PROVIDED MATERIAL —
--

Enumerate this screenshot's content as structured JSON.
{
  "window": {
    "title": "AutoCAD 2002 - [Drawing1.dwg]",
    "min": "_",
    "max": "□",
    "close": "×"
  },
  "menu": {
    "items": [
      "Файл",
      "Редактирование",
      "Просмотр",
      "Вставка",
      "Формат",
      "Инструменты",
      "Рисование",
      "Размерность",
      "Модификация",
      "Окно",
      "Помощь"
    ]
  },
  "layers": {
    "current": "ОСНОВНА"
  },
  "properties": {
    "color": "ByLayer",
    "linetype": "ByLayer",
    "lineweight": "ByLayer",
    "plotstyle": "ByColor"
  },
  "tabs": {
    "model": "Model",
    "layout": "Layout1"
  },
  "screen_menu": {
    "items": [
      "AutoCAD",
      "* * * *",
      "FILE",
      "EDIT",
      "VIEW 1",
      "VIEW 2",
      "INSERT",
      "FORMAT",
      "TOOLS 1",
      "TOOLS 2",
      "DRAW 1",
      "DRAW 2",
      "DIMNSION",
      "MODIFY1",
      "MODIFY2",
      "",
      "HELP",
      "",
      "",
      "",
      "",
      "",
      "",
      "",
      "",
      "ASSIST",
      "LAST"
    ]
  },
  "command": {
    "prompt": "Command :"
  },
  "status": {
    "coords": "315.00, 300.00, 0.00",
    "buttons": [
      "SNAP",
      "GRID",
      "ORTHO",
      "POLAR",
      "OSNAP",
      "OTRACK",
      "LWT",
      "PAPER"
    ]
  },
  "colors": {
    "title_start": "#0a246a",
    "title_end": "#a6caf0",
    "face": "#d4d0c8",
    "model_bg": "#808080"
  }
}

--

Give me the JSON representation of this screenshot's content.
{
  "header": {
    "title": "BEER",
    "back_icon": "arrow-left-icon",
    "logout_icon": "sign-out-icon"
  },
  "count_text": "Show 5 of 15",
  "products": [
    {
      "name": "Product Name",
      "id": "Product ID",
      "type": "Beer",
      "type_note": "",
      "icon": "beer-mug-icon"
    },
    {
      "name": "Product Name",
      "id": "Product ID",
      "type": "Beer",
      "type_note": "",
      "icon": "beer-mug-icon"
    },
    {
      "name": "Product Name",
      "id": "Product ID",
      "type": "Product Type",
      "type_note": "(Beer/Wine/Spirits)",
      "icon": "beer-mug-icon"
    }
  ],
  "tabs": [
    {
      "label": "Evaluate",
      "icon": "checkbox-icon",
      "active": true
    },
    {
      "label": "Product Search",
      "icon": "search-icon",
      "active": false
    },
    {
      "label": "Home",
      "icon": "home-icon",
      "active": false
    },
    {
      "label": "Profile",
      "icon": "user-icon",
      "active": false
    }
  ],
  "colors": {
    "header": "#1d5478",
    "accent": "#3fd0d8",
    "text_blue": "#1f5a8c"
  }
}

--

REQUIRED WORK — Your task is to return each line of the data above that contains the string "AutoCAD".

RESULT FOR THIS EXERCISE —
    "title": "AutoCAD 2002 - [Drawing1.dwg]",
      "AutoCAD",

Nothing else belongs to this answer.